About the Author
Iris Martin Cohen has an MFA in Fiction from Columbia University, where she received a Mariposa fellowship, and has studied Creative Nonfiction at the Writers Institute at the Graduate Center, CUNY. Her work has been published in the New Yorker, Bookforum, the New York Sun, the Austin Chronicle, and Habitus. She has taught creative writing at Columbia University and volunteered at 826 Brooklyn. She ran a successful literary salon and event space in the National Arts Club for four years. Born and raised in the French Quarter of New Orleans, she lives in Brooklyn with her husband and children. Iris is the daughter of Faulkner Society founding members, noted photographer Josephine Sacabo and fabulist, playwright, poet, and visual artist. Her debut novel so excited her publisher, Harper Collins, that the publisher paid a six figure advance for the book and gave Iris a two-book contract. We are just as excited and invite and highly recommend that you follow this literary shooting star.
About The Little Clan
A dazzling debut set in modern-day New York, The Little Clan is a sharp, insightful look at friendship and finding yourself in your 20s.
Ava Gallanter is the librarian in residence at the Lazarus Club, an ancient, dwindling Manhattan arts club full of eccentric geriatric residents stuck in a long-gone era. 25-year-old Ava, however, feels right at home. She leads a quiet life, surrounded by her beloved books and sequestered away from her peers. When Ava’s enigmatic friend Stephanie returns after an unplanned year abroad, the intoxicating opportunist vows to rescue Ava from a life of obscurity. Stephanie, on the hunt for fame and fortune, promises to make Ava’s dream of becoming a writer come true, and together they start a literary salon at the Lazarus Club. However, Ava’s romanticized idea of the salon quickly erodes as Stephanie’s ambitions take the women in an unexpected–and precarious–direction.
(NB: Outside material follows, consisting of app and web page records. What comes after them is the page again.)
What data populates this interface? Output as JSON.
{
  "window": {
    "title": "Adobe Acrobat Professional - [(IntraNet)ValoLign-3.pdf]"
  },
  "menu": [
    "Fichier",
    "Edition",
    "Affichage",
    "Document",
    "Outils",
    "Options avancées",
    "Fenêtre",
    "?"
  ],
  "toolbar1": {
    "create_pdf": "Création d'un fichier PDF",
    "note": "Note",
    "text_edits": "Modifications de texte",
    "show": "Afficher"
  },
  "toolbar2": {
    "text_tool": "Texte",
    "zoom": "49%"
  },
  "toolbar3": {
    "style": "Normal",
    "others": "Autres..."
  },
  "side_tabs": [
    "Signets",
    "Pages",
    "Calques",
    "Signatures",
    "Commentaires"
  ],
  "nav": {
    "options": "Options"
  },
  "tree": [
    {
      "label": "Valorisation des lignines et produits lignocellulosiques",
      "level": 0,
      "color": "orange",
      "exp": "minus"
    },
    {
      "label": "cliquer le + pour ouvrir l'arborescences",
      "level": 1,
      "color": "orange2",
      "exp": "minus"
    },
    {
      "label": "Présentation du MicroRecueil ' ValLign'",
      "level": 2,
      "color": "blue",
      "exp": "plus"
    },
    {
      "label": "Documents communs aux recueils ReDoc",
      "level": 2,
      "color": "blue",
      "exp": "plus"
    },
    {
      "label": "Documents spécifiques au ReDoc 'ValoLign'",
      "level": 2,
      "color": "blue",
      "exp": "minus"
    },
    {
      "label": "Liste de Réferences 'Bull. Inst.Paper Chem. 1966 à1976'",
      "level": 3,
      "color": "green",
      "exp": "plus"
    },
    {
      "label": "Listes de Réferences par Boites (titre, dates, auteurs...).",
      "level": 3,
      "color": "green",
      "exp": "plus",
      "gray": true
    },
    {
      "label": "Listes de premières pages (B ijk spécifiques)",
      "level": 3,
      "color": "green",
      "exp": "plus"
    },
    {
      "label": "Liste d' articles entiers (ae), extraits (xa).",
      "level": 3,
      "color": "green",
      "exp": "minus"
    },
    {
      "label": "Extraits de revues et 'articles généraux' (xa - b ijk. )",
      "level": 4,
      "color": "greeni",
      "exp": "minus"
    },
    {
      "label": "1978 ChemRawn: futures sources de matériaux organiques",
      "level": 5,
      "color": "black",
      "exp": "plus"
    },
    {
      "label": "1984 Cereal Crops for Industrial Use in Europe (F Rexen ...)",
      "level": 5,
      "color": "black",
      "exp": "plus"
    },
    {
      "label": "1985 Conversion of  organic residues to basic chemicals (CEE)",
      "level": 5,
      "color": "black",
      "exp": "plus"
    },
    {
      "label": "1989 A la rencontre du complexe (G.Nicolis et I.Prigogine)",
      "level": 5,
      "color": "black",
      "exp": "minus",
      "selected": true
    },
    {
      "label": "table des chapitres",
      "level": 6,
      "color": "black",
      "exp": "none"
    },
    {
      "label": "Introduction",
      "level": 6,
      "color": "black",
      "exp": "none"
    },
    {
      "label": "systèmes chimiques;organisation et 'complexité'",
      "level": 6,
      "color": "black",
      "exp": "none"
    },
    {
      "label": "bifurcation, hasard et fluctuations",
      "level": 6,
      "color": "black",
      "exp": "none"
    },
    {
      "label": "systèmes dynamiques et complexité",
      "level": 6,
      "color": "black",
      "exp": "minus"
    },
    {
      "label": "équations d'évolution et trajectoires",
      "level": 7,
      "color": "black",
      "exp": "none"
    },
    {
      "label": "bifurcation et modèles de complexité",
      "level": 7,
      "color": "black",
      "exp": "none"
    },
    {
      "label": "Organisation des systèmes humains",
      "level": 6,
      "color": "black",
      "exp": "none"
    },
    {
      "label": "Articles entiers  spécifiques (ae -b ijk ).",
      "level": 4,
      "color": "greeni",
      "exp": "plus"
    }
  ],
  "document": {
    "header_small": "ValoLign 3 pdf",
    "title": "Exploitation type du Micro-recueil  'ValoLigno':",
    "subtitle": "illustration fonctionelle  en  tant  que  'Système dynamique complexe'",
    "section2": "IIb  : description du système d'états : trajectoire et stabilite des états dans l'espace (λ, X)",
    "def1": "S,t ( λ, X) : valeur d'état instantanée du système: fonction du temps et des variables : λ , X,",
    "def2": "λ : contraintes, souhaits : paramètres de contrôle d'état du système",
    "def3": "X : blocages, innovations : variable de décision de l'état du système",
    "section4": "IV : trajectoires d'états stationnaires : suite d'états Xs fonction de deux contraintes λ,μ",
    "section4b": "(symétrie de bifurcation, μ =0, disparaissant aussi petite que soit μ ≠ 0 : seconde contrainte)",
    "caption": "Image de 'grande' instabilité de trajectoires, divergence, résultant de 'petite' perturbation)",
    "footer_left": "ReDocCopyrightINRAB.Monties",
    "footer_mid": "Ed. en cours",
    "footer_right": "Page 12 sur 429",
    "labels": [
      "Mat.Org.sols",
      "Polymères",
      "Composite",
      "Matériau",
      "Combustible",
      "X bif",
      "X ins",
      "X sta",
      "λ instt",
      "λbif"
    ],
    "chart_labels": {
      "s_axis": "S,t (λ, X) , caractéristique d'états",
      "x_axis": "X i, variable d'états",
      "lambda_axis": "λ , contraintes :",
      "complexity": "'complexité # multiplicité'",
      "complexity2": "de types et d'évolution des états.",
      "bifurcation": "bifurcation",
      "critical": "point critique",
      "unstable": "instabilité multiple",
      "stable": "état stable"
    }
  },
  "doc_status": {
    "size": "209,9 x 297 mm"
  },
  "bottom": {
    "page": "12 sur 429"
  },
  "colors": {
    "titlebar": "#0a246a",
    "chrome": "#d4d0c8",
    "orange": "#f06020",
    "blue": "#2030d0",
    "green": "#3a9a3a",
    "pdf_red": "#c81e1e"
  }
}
Praise for the Book
In this humorous yet insightful coming-of-age story, Cohen deftly balances an interrogation of big ideas with an expertly constructed comedy of manners. With eloquent prose and affecting storytelling, The Little Clan is at once a love letter to literature and a deft exploration of what it means to be young and full of hope in New York.
The Little Clan is a delicious read—beautifully written and observed, with a delightful sense of humor and all
the giddy absurdity of new adulthood.
—Eleanor Brown, New York Times bestselling author of The Weird Sisters and The Light of Paris.
A brilliant newcomer whose prose races through the page but then knows exactly when to catch its breath to
produce Jamesian inflections of unparalleled beauty. Iris Cohen is not only a talented writer; she is an artist.
And the giveaway sign of every artist is to make both aspiring and established writers secretly envious.
—André Aciman, author of Enigma Variations and Call Me by Your Name.
The Little Clan is a glittering little wonder. By turns gorgeously lyrical, laugh-aloud funny and almost
breathtakingly astute, it’s a tongue-in-cheek love letter to old books and youthful imprudence that delights to
the very last word.
—Jennifer Cody Epstein, internationally bestselling author of The Gods of Heavenly Punishment.
At last, an heir to Laurie Colwin! Cohen’s debut charts the vicissitudes of her young heroine Ava Gallanter’s
literary life in New York with warmth, humor, and grace.
—Caitlin Macy, Author of Mrs. and The Fundamentals of Play.
This debut novel is stunning; every sentence is a tiny masterpiece. The details of Ava’s world are immaculately
rendered, and her misadventures are bold, cringe-inducing, and irresistible all at the same time. Reading this book
makes me wish I could’ve passed some of my misspent youth at the House of Mirth.
—Natalka Burian, author of Welcome to the Slipstream.
In The Little Clan, Cohen delightfully draws the intoxicating tribulations of coming-of-age in New York City.
Her debut is a heartbreaking, and often hilarious, tale of female friendship following Ava, an idealistic young novelist, captured in her muse Stephanie’s blind hunt for fame and fortune.
—Hannah Lillith Assadi, author of Sonora.